> Exercise requirements: Give all the lines below again, exactly, with no pictures.

(Component data from apps and pages)
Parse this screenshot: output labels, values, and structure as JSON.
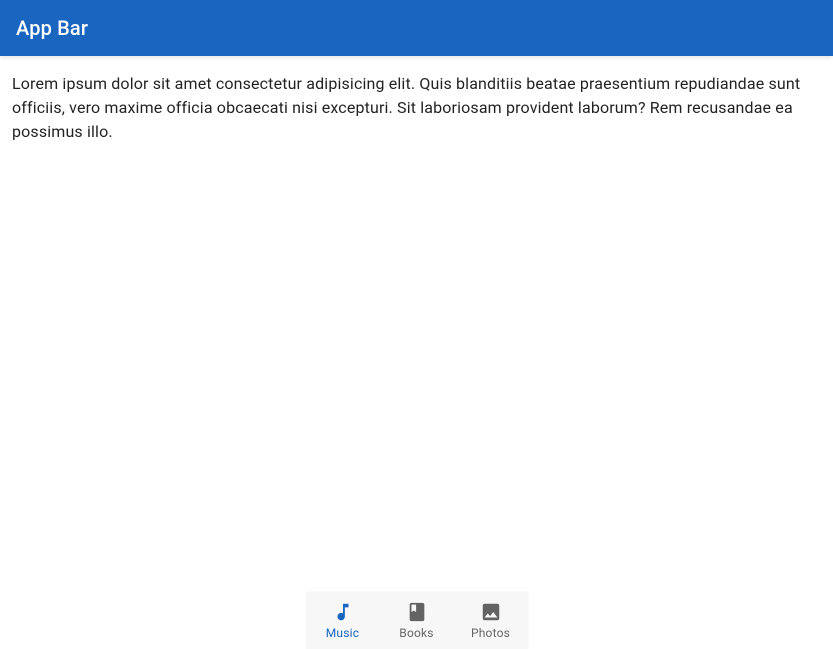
{
  "header": {
    "title": "App Bar"
  },
  "content": {
    "paragraph": "Lorem ipsum dolor sit amet consectetur adipisicing elit. Quis blanditiis beatae praesentium repudiandae sunt officiis, vero maxime officia obcaecati nisi excepturi. Sit laboriosam provident laborum? Rem recusandae ea possimus illo."
  },
  "bottomNav": {
    "items": [
      {
        "label": "Music",
        "icon": "music-note-icon",
        "active": true
      },
      {
        "label": "Books",
        "icon": "book-icon",
        "active": false
      },
      {
        "label": "Photos",
        "icon": "image-icon",
        "active": false
      }
    ]
  },
  "colors": {
    "primary": "#1a65c0",
    "inactive": "rgba(0,0,0,0.6)"
  }
}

> Task output:
Parse this screenshot: output labels, values, and structure as JSON.
{
  "header": {
    "title": "App Bar"
  },
  "content": {
    "paragraph": "Lorem ipsum dolor sit amet consectetur adipisicing elit. Quis blanditiis beatae praesentium repudiandae sunt officiis, vero maxime officia obcaecati nisi excepturi. Sit laboriosam provident laborum? Rem recusandae ea possimus illo."
  },
  "bottomNav": {
    "items": [
      {
        "label": "Music",
        "icon": "music-note-icon",
        "active": true
      },
      {
        "label": "Books",
        "icon": "book-icon",
        "active": false
      },
      {
        "label": "Photos",
        "icon": "image-icon",
        "active": false
      }
    ]
  },
  "colors": {
    "primary": "#1a65c0",
    "inactive": "rgba(0,0,0,0.6)"
  }
}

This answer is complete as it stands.